The wait has given me time to contemplate my expectations for this very anticipated journey. I am tickled to see my son again after 8 months. I am giggly about getting to be outdoors non-stop, and yet I know that my excitement is full of attachment to specific outcomes.

We can plan, we can anticipate, but when the time comes for a big event — be it a trip, a board meeting or a company merger — being open to the outcome is the prescribed cross-cultural tenet. From Hinduism comes the advice to be focused on what you are doing, not the fruits you are trying to derive. Harrison Owen, founder of Open Space Technology and researcher on detachment proposes that, “Whatever happens is the only thing that could have happened.”

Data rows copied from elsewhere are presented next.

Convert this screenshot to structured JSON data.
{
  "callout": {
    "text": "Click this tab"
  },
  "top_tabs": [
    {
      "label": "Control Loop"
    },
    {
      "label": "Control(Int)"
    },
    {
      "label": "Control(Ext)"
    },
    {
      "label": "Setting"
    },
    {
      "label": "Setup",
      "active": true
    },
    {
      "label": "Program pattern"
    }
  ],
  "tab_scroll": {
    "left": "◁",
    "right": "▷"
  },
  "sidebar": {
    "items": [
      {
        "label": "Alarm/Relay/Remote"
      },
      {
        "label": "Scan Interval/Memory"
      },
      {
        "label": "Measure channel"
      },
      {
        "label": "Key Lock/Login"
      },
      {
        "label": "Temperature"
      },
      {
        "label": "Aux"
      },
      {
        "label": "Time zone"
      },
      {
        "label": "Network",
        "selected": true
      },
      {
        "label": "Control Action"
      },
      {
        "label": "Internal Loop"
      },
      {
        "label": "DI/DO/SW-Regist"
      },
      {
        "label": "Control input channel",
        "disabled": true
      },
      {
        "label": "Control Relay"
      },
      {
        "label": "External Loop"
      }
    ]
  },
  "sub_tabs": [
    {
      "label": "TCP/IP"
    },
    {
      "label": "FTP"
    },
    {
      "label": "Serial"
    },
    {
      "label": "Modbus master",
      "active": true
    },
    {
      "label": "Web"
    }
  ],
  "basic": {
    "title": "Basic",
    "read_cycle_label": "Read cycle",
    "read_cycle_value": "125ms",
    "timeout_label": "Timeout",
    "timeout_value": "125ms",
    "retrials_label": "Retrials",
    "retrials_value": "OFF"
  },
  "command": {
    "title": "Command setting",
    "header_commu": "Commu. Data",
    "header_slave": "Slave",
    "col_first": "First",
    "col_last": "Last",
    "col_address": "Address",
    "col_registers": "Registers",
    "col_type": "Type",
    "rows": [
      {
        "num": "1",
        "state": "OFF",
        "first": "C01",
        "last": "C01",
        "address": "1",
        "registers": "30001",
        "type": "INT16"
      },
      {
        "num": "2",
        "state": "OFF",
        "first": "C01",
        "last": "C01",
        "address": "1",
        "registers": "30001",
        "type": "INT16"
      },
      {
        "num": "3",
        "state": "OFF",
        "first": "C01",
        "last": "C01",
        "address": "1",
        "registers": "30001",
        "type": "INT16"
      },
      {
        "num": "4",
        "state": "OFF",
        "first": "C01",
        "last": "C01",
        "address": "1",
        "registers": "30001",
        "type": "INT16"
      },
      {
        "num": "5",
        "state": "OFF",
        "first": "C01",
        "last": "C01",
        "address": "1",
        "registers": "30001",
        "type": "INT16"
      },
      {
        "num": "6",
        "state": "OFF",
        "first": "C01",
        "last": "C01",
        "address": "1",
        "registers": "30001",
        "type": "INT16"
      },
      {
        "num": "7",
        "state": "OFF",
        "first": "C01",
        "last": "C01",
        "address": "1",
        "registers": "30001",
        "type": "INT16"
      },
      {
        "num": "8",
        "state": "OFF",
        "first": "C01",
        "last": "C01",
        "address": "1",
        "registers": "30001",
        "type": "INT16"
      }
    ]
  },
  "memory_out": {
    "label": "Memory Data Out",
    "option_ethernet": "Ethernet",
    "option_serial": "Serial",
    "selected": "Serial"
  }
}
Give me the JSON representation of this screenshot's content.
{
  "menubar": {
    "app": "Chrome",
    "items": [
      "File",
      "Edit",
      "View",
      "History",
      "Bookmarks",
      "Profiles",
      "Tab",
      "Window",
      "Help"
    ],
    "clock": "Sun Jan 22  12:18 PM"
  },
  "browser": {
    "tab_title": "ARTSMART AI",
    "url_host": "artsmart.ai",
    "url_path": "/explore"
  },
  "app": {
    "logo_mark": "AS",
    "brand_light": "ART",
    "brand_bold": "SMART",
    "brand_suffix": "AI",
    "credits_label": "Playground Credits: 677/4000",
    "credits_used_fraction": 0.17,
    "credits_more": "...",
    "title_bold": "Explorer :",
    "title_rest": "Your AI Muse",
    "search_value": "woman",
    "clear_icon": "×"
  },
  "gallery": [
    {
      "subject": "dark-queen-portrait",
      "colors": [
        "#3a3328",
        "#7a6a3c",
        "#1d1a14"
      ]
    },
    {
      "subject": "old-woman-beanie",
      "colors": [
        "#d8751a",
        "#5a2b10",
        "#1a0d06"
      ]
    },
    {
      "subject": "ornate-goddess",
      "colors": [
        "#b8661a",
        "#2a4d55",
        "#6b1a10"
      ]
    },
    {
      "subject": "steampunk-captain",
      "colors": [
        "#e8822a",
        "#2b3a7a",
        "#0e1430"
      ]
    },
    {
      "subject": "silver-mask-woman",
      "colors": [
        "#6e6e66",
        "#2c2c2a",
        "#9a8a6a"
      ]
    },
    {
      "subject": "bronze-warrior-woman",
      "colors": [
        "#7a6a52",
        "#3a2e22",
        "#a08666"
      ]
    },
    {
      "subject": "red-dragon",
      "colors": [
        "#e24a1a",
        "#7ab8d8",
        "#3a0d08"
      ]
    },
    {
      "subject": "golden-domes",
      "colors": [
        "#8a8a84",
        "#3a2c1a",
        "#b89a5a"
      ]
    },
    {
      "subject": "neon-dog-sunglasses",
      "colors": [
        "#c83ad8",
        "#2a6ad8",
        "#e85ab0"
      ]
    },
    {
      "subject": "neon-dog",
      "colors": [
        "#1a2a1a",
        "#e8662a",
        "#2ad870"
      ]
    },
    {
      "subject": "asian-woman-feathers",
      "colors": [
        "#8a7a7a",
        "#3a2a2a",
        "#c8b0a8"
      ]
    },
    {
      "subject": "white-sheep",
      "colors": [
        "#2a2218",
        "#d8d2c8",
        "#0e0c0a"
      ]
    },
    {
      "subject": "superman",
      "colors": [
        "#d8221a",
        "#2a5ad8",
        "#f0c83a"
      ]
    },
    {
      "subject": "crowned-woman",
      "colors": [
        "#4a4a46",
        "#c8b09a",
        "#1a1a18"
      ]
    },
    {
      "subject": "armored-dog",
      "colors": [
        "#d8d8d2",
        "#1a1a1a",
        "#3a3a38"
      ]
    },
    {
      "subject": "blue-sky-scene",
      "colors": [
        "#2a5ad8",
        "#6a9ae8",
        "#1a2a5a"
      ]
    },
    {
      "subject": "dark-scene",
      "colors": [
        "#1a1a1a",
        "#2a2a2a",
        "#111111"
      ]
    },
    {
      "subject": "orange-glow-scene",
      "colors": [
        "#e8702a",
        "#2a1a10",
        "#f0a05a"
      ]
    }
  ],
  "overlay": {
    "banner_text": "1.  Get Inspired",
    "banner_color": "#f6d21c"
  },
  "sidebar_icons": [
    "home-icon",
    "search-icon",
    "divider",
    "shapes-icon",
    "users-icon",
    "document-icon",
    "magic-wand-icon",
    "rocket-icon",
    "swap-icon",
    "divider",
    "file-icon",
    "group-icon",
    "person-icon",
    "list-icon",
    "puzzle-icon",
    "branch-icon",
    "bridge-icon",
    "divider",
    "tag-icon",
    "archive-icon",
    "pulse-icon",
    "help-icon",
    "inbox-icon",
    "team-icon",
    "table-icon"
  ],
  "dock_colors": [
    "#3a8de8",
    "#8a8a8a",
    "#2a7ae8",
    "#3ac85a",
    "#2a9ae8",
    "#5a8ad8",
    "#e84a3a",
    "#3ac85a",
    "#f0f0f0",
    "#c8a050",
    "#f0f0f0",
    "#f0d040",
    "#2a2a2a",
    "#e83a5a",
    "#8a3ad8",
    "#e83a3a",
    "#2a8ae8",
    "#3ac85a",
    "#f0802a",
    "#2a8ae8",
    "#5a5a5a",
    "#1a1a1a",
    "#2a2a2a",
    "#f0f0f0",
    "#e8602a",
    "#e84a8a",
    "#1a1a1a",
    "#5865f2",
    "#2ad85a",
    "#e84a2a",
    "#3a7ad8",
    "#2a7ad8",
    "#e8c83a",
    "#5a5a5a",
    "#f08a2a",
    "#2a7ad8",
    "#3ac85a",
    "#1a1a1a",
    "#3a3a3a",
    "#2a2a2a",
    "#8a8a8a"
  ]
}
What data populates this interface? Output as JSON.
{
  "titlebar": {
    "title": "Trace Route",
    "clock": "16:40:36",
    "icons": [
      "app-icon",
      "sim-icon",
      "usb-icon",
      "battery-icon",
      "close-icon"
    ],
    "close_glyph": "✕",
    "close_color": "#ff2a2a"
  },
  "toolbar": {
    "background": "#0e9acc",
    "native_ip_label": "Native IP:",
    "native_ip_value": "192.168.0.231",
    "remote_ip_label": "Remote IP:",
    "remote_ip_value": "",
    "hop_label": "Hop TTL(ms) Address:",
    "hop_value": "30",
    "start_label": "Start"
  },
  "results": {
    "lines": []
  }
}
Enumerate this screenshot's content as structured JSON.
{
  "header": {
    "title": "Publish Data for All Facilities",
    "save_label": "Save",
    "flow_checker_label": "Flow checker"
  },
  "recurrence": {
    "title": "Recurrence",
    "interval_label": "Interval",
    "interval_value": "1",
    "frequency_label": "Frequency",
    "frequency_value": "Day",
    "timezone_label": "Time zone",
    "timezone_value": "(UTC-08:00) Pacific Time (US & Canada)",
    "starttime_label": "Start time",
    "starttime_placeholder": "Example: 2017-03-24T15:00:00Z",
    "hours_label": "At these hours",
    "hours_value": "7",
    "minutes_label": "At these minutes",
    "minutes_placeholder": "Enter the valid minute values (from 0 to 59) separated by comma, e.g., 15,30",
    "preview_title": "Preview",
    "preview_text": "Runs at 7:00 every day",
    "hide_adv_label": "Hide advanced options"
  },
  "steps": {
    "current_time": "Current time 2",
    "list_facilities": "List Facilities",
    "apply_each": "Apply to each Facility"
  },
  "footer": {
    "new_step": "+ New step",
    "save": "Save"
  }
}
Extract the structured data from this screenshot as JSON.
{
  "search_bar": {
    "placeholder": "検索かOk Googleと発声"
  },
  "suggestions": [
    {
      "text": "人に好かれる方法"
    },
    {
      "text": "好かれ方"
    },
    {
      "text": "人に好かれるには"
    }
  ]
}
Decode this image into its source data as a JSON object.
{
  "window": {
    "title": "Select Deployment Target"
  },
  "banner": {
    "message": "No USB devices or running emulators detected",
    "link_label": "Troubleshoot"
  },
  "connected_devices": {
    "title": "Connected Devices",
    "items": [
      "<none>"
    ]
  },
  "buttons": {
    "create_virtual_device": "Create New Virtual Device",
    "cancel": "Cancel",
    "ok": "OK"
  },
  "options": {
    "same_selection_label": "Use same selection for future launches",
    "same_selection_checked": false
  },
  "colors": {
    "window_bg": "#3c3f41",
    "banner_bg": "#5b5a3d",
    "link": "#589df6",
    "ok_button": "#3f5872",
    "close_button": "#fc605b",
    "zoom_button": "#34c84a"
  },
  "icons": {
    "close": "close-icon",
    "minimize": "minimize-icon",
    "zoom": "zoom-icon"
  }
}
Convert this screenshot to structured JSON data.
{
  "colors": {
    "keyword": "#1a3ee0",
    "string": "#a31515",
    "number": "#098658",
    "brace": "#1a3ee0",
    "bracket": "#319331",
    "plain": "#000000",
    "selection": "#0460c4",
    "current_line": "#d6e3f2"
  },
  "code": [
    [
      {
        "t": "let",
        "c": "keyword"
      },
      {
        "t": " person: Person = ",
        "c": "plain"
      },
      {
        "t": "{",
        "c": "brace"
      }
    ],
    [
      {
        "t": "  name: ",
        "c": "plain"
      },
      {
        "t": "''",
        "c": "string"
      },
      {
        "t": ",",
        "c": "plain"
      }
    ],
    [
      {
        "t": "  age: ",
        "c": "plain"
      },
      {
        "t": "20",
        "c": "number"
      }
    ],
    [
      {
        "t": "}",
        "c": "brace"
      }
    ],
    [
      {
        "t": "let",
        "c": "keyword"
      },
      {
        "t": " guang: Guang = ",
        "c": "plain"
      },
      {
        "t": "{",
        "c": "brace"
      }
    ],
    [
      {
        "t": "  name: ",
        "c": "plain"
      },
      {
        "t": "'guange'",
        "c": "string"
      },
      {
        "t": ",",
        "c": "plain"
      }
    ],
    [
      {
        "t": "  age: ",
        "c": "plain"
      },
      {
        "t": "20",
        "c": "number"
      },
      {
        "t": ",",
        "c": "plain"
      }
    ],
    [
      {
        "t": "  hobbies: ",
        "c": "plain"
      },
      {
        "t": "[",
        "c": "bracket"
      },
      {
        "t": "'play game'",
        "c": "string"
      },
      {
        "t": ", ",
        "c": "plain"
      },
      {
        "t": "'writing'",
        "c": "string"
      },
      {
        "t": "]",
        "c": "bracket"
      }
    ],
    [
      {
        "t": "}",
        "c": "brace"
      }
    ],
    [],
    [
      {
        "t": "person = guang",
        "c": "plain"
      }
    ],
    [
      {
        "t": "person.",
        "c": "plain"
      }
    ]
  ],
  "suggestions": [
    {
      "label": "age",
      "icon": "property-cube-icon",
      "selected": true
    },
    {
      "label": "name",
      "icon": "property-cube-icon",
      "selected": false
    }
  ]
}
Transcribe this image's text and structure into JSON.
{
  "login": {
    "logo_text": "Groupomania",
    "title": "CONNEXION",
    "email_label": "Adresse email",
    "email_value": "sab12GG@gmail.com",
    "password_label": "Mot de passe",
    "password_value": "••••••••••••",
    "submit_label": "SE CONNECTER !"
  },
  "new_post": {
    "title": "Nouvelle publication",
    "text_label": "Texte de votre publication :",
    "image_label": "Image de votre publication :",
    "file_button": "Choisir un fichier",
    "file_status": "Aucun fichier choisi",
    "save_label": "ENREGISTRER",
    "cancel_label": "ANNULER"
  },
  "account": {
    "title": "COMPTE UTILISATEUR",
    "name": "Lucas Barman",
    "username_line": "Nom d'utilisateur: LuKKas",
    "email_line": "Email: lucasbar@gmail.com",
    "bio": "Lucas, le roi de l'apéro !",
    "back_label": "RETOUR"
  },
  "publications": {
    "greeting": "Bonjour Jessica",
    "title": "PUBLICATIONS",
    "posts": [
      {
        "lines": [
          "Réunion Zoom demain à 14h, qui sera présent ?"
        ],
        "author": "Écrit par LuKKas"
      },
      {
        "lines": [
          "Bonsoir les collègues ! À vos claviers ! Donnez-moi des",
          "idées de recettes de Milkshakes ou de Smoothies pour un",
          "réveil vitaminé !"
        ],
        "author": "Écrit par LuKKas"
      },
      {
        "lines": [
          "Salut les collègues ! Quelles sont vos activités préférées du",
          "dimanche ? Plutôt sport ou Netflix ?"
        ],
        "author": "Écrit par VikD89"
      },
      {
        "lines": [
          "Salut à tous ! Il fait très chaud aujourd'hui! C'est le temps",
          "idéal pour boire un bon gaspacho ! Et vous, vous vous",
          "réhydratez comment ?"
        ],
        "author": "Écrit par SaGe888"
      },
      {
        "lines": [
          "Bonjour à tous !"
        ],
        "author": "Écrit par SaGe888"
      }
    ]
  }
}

Example of the day — I somehow got upgraded to first class on the way here. Talk about attachment to the outcome!! I visualized great food, comfy chair and lots of space to spread out. I did get all those, but also I received the interesting surprise that the flight attendant radiated a not very pleasant odor. I think it was moldy shoes…or it reminded me of the smell that came when a gaggle of teenaged soccer players would remove their cleats in the mini van during days gone by. Regardless, it helped to breathe in and out of my mouth whenever the server would drop by.

The practice of detachment calls us to be open to whatever comes and watch for the mysterious unfolding of life just as it is, not how we might have visualized it.  This is the differentiator between joy and suffering in my life.  I like to remember Buddhist teacher Pema Chodron’s advice when life is coming at us unexpectedly. When what arrives is fun and interesting (that upgrade) she recommends we repeat to ourselves, “Pleasant.” And if it is uncomfortable or bothersome (overwhelming smell), we can say instead, “Unpleasant.” With this approach we remember to stay with the game and not miss the next act as we cling to the good or recoil from the bad.

And they don’t call it a “practice” for nothing…it’s something I continue to work on and forget more than I’d like! Yet, when I do remember, or are reminded by wise souls who stay calm and happy regardless of what pleasant or unpleasant surprises arrive at their door, detachment is like a reset button.

As we started our descent, the flight attendant went from seat to seat kindly thanking each customer for the opportunity to serve. When he came to my seatmate and me, both female, he took our hands and kissed them. “Very dear” I thought and wondered what other surprises await.